Don and Ray taking a break

During our search, we found some evidence of migrant activity in the area like trash, water bottles, and old clothes. There is no way of knowing if it belongs to our missing person or exactly what time frame it comes from, but it does indicate a possible route migrants are taking. Atypically, the path didn’t follow a direct north/south direction or a landmark like a road, pipeline or powerlines but jumped between the MOTs in a general north(ish) direction.

We covered a lot of ground today (even more than yesterday), but eventually, the heat caught up with us. I was sweating in places I didn’t know I could sweat. Jordan had to cut a chunk of hair that wouldn’t come unstuck from her shirt button. We were constantly eating Jolly Ranchers to try to get a little pep in our step and walking through what I like to call “spiky danger grass” that really liked to stab you. Izzy and Austin ran into a herd of javelinas in a MOT (they very nicely ran away). The physical challanges we faced while only walking part of the day with the proper safety equipment really brings persepctive to what the migrants face on their journey and why so many end up in a distressed situation in the brush.

Izzy driving the Uber to pick everyone up

On the final stretch, Izzy, Jordan, and I made it back to the vehicles first and drove Ray’s ginormous truck to pick everyone else up. After a final bumpy ride, we were reunited with Sandy and ready to get back to the hotel. While it is unfortunate and upsetting that we didn’t find who and what we were looking for, I know we did as much as we could.

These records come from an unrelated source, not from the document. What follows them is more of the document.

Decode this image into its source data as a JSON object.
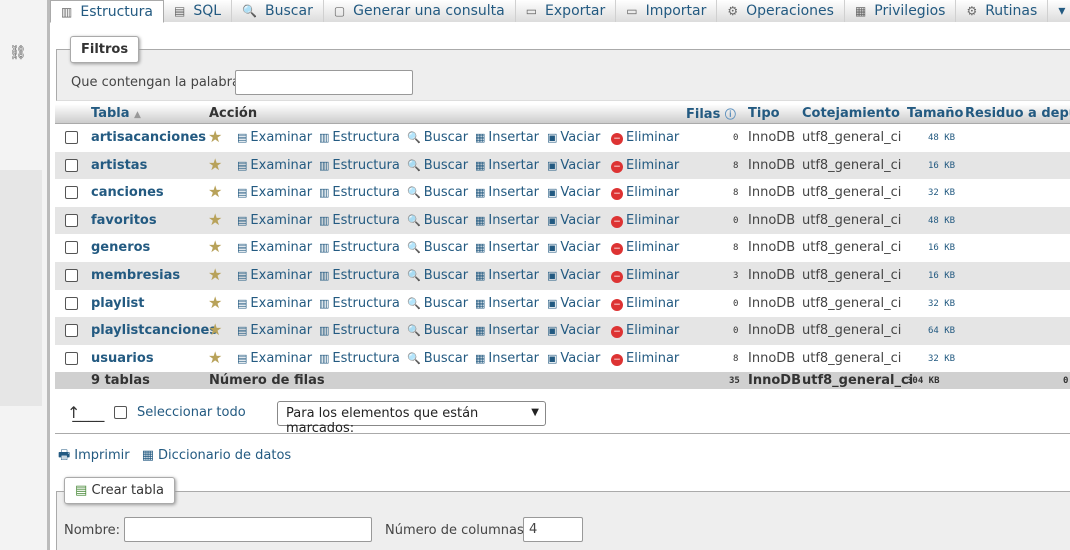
{
  "tabs": [
    {
      "label": "Estructura",
      "icon": "structure-icon",
      "active": true
    },
    {
      "label": "SQL",
      "icon": "sql-icon"
    },
    {
      "label": "Buscar",
      "icon": "search-icon"
    },
    {
      "label": "Generar una consulta",
      "icon": "query-icon"
    },
    {
      "label": "Exportar",
      "icon": "export-icon"
    },
    {
      "label": "Importar",
      "icon": "import-icon"
    },
    {
      "label": "Operaciones",
      "icon": "wrench-icon"
    },
    {
      "label": "Privilegios",
      "icon": "privileges-icon"
    },
    {
      "label": "Rutinas",
      "icon": "routines-icon"
    }
  ],
  "filters": {
    "legend": "Filtros",
    "label": "Que contengan la palabra:",
    "value": ""
  },
  "table": {
    "headers": {
      "table": "Tabla",
      "action": "Acción",
      "rows": "Filas",
      "type": "Tipo",
      "collation": "Cotejamiento",
      "size": "Tamaño",
      "overhead": "Residuo a depurar"
    },
    "actions": {
      "browse": "Examinar",
      "structure": "Estructura",
      "search": "Buscar",
      "insert": "Insertar",
      "empty": "Vaciar",
      "drop": "Eliminar"
    },
    "rows": [
      {
        "name": "artisacanciones",
        "rows": "0",
        "type": "InnoDB",
        "collation": "utf8_general_ci",
        "size": "48 KB"
      },
      {
        "name": "artistas",
        "rows": "8",
        "type": "InnoDB",
        "collation": "utf8_general_ci",
        "size": "16 KB"
      },
      {
        "name": "canciones",
        "rows": "8",
        "type": "InnoDB",
        "collation": "utf8_general_ci",
        "size": "32 KB"
      },
      {
        "name": "favoritos",
        "rows": "0",
        "type": "InnoDB",
        "collation": "utf8_general_ci",
        "size": "48 KB"
      },
      {
        "name": "generos",
        "rows": "8",
        "type": "InnoDB",
        "collation": "utf8_general_ci",
        "size": "16 KB"
      },
      {
        "name": "membresias",
        "rows": "3",
        "type": "InnoDB",
        "collation": "utf8_general_ci",
        "size": "16 KB"
      },
      {
        "name": "playlist",
        "rows": "0",
        "type": "InnoDB",
        "collation": "utf8_general_ci",
        "size": "32 KB"
      },
      {
        "name": "playlistcanciones",
        "rows": "0",
        "type": "InnoDB",
        "collation": "utf8_general_ci",
        "size": "64 KB"
      },
      {
        "name": "usuarios",
        "rows": "8",
        "type": "InnoDB",
        "collation": "utf8_general_ci",
        "size": "32 KB"
      }
    ],
    "footer": {
      "count": "9 tablas",
      "label": "Número de filas",
      "rows": "35",
      "type": "InnoDB",
      "collation": "utf8_general_ci",
      "size": "304 KB",
      "overhead": "0"
    }
  },
  "selection": {
    "select_all": "Seleccionar todo",
    "dropdown": "Para los elementos que están marcados:"
  },
  "links": {
    "print": "Imprimir",
    "dictionary": "Diccionario de datos"
  },
  "create": {
    "legend": "Crear tabla",
    "name_label": "Nombre:",
    "name_value": "",
    "cols_label": "Número de columnas:",
    "cols_value": "4"
  }
}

All we can hope is that he recovered and was able to keep moving to safety.